**Task objective:** Only the lines from the one with "Parse this screenshot: output" onward are wanted, through the last line of the entries, set down exactly.

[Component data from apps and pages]

-.-.-

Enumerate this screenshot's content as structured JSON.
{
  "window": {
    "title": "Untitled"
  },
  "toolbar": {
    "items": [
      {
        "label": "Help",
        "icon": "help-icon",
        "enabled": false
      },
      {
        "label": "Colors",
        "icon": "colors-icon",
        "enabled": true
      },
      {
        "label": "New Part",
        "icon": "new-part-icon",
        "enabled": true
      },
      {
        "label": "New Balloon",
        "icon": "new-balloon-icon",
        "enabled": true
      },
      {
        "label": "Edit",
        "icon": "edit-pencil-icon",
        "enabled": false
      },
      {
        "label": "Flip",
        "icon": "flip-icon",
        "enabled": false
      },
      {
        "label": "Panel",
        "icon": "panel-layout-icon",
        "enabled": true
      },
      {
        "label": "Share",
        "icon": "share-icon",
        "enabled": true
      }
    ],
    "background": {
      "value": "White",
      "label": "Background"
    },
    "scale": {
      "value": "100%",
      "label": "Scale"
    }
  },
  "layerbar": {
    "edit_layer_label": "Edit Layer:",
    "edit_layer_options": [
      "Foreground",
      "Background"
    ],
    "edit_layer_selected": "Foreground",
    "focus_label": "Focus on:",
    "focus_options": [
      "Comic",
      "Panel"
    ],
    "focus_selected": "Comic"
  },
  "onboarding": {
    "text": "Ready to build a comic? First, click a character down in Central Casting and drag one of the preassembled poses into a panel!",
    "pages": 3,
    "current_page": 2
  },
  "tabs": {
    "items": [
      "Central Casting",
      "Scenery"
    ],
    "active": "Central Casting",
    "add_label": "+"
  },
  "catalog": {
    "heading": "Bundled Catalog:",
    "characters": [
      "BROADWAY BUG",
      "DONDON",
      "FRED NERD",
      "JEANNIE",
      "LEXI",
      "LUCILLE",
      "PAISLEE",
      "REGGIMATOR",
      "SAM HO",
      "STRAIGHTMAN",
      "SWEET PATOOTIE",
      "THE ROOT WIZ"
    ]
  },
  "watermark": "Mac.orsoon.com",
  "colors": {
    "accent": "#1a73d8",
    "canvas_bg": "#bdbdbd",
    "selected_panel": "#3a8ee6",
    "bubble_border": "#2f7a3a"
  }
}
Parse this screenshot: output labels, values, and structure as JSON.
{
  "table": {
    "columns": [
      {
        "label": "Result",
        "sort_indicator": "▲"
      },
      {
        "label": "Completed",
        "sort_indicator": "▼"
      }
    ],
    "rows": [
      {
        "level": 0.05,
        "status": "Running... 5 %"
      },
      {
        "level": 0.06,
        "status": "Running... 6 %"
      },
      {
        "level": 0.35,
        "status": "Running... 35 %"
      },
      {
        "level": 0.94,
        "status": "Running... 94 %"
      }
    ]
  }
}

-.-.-

**Response to the task:**
Parse this screenshot: output labels, values, and structure as JSON.
{
  "table": {
    "columns": [
      {
        "label": "Result",
        "sort_indicator": "▲"
      },
      {
        "label": "Completed",
        "sort_indicator": "▼"
      }
    ],
    "rows": [
      {
        "level": 0.05,
        "status": "Running... 5 %"
      },
      {
        "level": 0.06,
        "status": "Running... 6 %"
      },
      {
        "level": 0.35,
        "status": "Running... 35 %"
      },
      {
        "level": 0.94,
        "status": "Running... 94 %"
      }
    ]
  }
}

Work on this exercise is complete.